# [Required action]
Collect each line of the entries that holds the string "this".

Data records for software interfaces
____________
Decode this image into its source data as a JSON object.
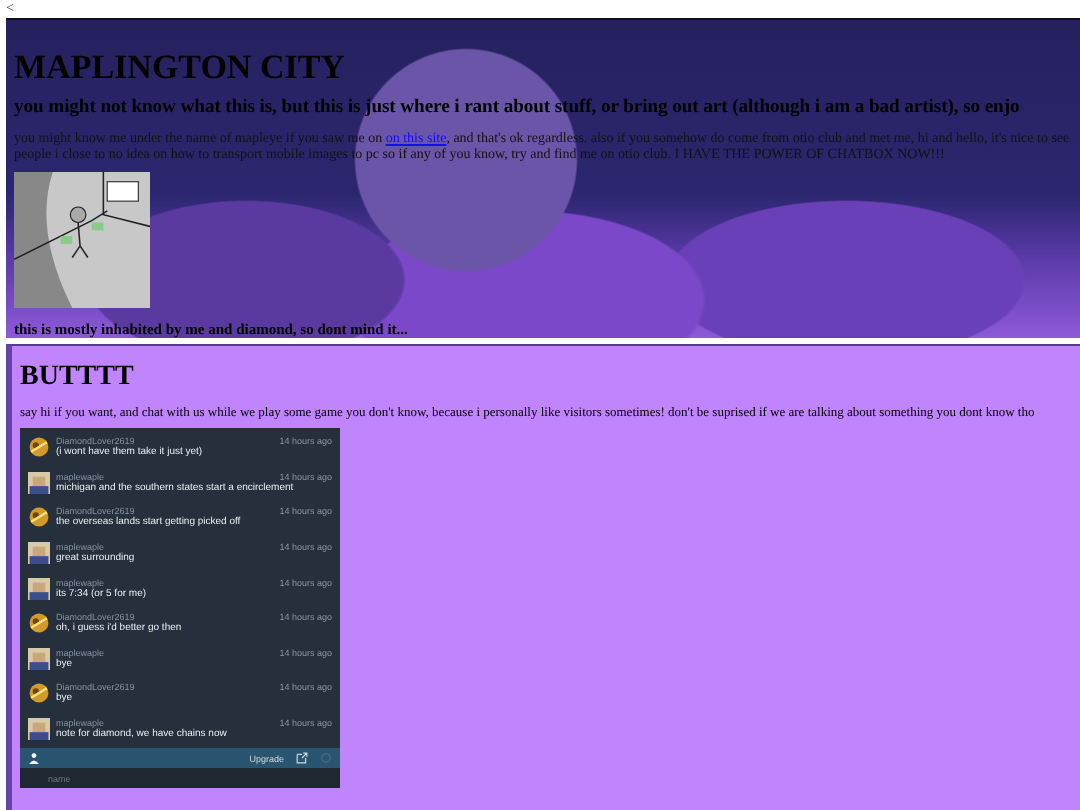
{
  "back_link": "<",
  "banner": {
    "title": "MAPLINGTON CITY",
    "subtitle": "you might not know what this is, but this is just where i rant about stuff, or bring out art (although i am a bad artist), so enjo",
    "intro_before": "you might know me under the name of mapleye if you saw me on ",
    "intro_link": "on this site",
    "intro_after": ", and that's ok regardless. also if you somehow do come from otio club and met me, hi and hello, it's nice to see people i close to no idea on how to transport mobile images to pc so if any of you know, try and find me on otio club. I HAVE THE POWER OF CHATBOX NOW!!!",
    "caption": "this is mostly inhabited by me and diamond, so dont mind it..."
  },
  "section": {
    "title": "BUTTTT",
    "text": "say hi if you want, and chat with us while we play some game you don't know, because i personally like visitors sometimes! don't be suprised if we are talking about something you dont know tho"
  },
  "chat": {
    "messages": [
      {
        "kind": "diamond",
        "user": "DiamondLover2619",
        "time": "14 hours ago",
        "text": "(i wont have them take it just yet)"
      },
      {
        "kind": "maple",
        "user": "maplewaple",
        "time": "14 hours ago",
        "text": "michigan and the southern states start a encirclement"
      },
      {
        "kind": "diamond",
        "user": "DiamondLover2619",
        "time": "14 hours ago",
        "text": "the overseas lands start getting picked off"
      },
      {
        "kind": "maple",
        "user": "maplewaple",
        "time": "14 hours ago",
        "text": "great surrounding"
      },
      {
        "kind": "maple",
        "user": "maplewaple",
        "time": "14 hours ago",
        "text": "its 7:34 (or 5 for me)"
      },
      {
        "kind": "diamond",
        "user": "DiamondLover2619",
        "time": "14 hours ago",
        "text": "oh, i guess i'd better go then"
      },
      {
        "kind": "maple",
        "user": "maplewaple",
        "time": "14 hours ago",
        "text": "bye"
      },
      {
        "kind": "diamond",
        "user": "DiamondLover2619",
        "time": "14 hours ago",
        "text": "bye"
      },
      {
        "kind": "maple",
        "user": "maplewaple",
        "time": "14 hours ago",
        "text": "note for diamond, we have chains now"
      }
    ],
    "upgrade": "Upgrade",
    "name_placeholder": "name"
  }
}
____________
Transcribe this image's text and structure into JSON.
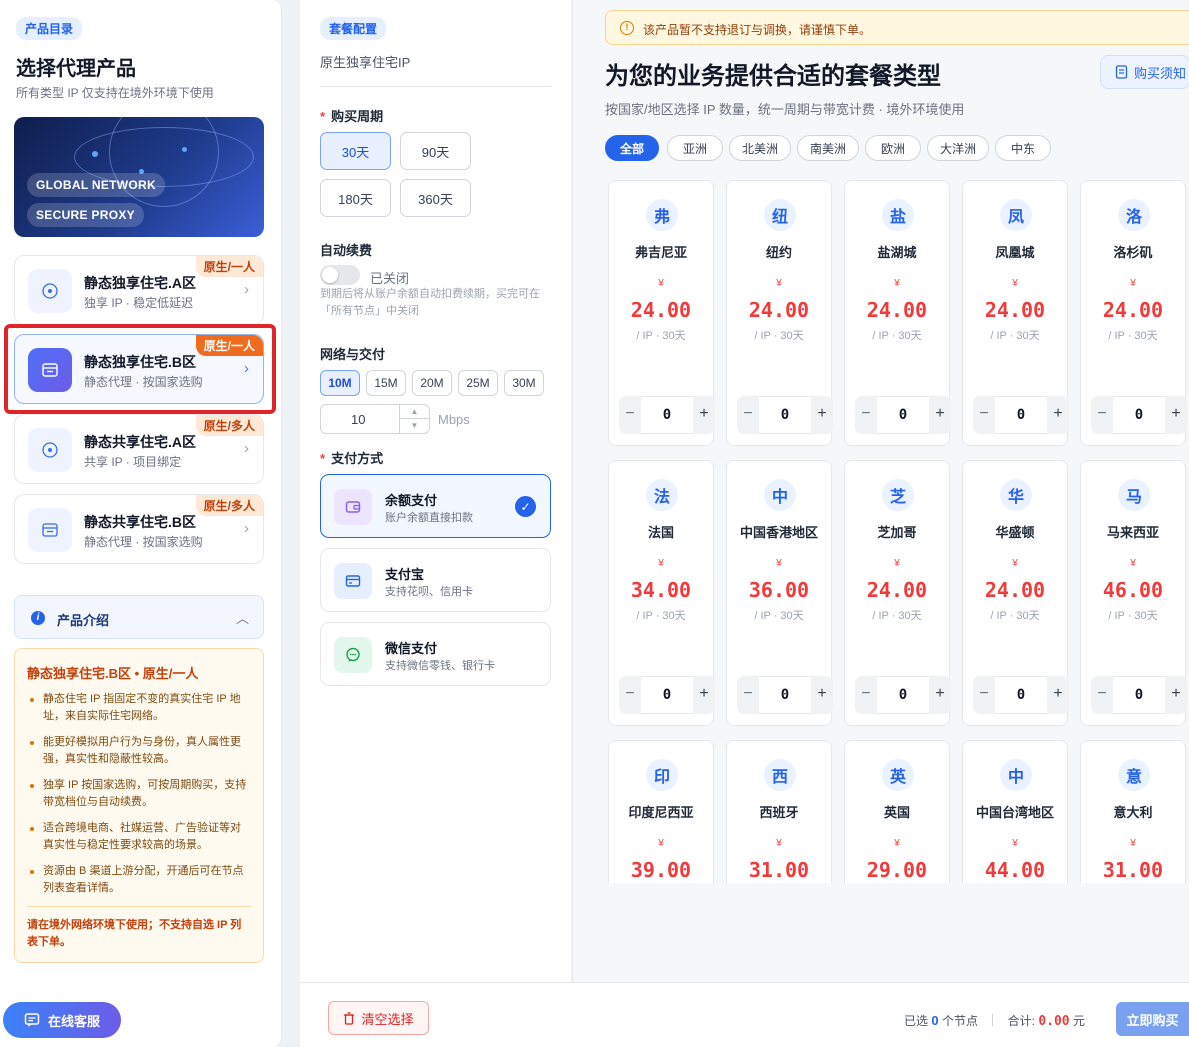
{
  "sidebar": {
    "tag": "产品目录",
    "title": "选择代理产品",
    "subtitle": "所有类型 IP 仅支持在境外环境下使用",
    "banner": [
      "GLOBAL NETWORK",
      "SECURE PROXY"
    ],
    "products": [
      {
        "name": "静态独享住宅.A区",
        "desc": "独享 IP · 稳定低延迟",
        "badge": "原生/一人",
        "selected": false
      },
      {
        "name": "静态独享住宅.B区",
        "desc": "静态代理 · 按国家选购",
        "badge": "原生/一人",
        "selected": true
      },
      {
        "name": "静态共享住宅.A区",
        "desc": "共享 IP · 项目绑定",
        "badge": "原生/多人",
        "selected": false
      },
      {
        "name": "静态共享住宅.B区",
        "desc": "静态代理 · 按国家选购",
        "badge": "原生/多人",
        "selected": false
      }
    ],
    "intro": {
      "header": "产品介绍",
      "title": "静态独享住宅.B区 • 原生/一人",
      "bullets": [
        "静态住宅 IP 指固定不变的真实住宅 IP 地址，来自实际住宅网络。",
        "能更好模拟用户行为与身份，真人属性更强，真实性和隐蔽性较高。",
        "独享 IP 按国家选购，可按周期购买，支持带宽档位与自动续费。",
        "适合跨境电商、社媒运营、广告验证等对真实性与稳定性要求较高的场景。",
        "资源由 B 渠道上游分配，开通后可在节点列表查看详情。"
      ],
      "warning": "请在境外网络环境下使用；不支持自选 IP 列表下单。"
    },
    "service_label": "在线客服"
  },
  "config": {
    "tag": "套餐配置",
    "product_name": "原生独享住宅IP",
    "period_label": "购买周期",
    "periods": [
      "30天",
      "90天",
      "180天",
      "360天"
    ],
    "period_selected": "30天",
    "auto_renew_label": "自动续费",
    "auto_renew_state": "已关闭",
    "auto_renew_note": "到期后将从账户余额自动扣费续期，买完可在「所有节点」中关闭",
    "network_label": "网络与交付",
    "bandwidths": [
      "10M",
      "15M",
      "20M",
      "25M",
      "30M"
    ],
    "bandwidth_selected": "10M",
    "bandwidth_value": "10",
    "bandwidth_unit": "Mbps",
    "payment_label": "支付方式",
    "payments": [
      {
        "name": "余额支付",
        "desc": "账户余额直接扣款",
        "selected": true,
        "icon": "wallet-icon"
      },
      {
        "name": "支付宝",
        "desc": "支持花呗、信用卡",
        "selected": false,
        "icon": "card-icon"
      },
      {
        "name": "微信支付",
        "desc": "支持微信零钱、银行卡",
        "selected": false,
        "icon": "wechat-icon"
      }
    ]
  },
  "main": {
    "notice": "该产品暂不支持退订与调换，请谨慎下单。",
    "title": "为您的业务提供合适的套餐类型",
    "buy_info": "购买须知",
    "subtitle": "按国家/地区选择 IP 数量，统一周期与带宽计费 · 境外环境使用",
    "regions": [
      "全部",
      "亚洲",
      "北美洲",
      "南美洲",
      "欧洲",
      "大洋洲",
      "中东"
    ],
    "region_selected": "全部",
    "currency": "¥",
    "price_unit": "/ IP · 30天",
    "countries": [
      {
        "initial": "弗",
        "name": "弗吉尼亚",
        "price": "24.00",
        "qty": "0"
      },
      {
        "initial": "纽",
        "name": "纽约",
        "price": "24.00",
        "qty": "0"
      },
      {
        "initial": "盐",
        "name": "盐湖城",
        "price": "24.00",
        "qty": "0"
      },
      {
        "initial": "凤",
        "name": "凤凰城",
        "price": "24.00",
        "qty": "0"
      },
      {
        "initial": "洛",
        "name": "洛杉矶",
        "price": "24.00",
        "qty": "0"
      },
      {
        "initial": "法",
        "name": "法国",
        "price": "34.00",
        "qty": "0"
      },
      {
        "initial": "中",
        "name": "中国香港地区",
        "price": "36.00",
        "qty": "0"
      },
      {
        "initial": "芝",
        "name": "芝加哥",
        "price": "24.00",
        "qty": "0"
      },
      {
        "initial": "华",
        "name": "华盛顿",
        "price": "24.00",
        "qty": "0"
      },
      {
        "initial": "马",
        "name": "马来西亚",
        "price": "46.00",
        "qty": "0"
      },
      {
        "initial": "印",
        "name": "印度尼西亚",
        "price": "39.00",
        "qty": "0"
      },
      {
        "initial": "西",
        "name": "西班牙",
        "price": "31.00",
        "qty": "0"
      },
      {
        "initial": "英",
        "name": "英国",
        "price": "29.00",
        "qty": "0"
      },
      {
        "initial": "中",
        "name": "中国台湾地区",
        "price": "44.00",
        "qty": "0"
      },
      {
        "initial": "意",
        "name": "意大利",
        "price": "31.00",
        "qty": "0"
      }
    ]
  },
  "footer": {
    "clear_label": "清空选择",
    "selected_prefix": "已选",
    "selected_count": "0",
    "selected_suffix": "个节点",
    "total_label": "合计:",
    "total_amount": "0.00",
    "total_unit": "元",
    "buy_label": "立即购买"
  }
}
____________
# [Exercise answer]
Decode this image into its source data as a JSON object.
    "subtitle": "you might not know what this is, but this is just where i rant about stuff, or bring out art (although i am a bad artist), so enjo",
    "intro_link": "on this site",
    "caption": "this is mostly inhabited by me and diamond, so dont mind it..."
Transcribe this image's text and structure into JSON.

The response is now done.